The national median salary for the Class of 2012 based on the reported salaries was $61,245 as compared to $60,000 for the previous class. The national mean for last year’s class also improved to $80,798 as compared to $78,653 for the Class of 2011.

NALP also found that only 64.4 percent of 2012 graduates obtained jobs that required bar passage – the lowest percentage the organization has ever measured. Half of graduates found legal or other jobs in the private sector, with the business sector coming in second at nearly 18 percent.

The full report can be read here.

 

ADVERTISEMENT

Post a comment to this story

COMMENTS POLICY
We reserve the right to remove any post that we feel is obscene, profane, vulgar, racist, sexually explicit, abusive, or hateful.
 
You are legally responsible for what you post and your anonymity is not guaranteed.
 
Posts that insult, defame, threaten, harass or abuse other readers or people mentioned in Indiana Lawyer editorial content are also subject to removal. Please respect the privacy of individuals and refrain from posting personal information.
 
No solicitations, spamming or advertisements are allowed. Readers may post links to other informational websites that are relevant to the topic at hand, but please do not link to objectionable material.
 
We may remove messages that are unrelated to the topic, encourage illegal activity, use all capital letters or are unreadable.
 

Messages that are flagged by readers as objectionable will be reviewed and may or may not be removed. Please do not flag a post simply because you disagree with it.

Sponsored by
ADVERTISEMENT
Subscribe to Indiana Lawyer
  1. The practitioners and judges who hail E-filing as the Saviour of the West need to contain their respective excitements. E-filing is federal court requires the practitioner to cram his motion practice into pigeonholes created by IT people. Compound motions or those seeking alternative relief are effectively barred, unless the practitioner wants to receive a tart note from some functionary admonishing about the "problem". E-filing is just another method by which courts and judges transfer their burden to practitioners, who are the really the only powerless components of the system. Of COURSE it is easier for the court to require all of its imput to conform to certain formats, but this imposition does NOT improve the quality of the practice of law and does NOT improve the ability of the practitioner to advocate for his client or to fashion pleadings that exactly conform to his client's best interests. And we should be very wary of the disingenuous pablum about the costs. The courts will find a way to stick it to the practitioner. Lake County is a VERY good example of this rapaciousness. Any one who does not believe this is invited to review the various special fees that system imposes upon practitioners- as practitioners- and upon each case ON TOP of the court costs normal in every case manually filed. Jurisprudence according to Aldous Huxley.

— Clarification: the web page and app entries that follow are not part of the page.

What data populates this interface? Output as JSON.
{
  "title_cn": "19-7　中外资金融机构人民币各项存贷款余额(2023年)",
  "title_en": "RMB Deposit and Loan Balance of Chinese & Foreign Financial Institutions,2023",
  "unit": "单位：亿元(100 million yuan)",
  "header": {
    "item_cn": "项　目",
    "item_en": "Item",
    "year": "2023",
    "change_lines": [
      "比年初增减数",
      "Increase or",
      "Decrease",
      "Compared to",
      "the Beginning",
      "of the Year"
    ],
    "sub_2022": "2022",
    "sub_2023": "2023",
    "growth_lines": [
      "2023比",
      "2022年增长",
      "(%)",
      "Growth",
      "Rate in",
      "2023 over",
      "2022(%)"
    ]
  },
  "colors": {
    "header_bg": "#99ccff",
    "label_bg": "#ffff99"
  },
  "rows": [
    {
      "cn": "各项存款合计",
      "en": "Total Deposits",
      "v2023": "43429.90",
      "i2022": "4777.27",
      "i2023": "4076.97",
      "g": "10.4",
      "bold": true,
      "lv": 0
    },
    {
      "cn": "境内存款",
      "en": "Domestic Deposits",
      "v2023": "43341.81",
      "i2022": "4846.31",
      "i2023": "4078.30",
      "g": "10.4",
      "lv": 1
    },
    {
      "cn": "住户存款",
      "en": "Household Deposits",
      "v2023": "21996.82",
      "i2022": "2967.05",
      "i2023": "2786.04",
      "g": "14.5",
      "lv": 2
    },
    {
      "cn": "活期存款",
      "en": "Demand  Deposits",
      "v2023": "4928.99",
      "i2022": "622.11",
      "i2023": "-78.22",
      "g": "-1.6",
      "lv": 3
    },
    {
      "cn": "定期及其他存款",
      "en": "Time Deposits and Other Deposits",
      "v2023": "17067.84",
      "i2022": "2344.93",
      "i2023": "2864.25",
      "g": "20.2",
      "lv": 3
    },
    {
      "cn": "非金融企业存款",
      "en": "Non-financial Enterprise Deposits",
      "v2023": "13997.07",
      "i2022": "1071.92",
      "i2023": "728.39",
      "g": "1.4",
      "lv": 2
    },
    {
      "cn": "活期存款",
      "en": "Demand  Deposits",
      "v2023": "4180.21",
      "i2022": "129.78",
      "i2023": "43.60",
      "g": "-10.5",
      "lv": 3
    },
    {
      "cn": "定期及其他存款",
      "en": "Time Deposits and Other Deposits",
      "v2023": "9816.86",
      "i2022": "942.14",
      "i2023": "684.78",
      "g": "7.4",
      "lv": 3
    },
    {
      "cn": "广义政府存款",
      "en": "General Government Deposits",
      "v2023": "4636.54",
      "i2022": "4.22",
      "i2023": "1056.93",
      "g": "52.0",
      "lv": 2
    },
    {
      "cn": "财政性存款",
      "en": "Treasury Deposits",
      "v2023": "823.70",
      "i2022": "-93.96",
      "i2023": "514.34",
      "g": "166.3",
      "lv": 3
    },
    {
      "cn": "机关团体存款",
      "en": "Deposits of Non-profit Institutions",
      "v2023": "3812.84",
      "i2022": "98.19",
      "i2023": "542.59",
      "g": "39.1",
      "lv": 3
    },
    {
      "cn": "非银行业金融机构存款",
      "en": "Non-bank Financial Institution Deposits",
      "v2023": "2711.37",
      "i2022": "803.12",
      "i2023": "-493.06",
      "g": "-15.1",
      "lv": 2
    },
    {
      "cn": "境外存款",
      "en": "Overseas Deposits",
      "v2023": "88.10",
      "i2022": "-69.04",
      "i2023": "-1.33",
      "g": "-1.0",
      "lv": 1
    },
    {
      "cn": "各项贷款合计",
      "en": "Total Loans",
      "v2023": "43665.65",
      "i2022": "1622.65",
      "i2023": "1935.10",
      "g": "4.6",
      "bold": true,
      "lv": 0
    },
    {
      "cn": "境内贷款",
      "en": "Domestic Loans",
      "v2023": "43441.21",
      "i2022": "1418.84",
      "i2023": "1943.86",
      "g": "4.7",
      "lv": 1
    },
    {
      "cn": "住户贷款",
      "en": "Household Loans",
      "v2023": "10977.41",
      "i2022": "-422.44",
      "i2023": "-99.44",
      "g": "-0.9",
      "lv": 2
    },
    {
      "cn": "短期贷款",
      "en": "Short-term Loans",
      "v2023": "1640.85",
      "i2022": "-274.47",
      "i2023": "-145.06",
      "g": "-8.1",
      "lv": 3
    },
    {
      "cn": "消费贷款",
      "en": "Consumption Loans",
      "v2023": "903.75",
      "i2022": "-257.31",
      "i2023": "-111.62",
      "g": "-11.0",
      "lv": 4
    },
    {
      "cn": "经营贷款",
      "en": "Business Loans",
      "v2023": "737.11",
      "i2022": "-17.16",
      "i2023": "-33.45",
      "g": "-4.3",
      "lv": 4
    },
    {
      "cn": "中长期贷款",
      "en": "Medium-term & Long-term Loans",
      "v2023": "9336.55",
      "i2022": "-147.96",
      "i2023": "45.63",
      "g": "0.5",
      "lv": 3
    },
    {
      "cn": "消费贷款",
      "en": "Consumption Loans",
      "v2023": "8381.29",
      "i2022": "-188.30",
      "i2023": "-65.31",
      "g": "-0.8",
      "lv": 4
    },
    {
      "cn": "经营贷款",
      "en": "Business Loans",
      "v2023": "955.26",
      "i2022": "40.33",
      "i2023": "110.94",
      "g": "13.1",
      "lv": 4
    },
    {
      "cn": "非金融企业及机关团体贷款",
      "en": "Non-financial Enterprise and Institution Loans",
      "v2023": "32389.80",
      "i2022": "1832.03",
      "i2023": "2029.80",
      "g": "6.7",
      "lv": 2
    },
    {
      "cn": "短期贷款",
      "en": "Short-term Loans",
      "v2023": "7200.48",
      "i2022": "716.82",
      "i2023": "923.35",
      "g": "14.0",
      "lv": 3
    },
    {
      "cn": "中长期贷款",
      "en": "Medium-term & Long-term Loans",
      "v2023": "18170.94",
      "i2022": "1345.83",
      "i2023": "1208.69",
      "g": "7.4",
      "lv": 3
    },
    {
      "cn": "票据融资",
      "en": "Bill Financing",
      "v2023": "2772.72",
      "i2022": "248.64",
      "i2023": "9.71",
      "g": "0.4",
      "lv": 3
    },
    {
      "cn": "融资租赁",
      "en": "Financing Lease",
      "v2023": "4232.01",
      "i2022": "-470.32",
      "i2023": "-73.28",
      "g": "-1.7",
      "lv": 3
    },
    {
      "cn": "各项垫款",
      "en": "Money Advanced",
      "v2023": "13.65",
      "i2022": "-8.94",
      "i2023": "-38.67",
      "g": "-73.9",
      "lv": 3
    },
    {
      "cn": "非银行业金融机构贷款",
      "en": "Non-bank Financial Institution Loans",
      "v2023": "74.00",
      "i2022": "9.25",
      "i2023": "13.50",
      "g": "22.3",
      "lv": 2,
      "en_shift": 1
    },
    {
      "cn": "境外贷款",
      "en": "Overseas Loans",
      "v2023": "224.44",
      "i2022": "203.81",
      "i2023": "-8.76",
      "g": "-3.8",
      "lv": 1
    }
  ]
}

  2. Any attorneys who practice in federal court should be able to say the same as I can ... efiling is great. I have been doing it in fed court since it started way back. Pacer has its drawbacks, but the ability to hit an e-docket and pull up anything and everything onscreen is a huge plus for a litigator, eps the sole practitioner, who lacks a filing clerk and the paralegal support of large firms. Were I an Indiana attorney I would welcome this great step forward.

  3. Can we get full disclosure on lobbyist's payments to legislatures such as Mr Buck? AS long as there are idiots that are disrespectful of neighbors and intent on shooting fireworks every night, some kind of regulations are needed.

  4. I am the mother of the child in this case. My silence on the matter was due to the fact that I filed, both in Illinois and Indiana, child support cases. I even filed supporting documentation with the Indiana family law court. Not sure whether this information was provided to the court of appeals or not. Wish the case was done before moving to Indiana, because no matter what, there is NO WAY the state of Illinois would have allowed an appeal on a child support case!

  5. "No one is safe when the Legislature is in session."

ADVERTISEMENT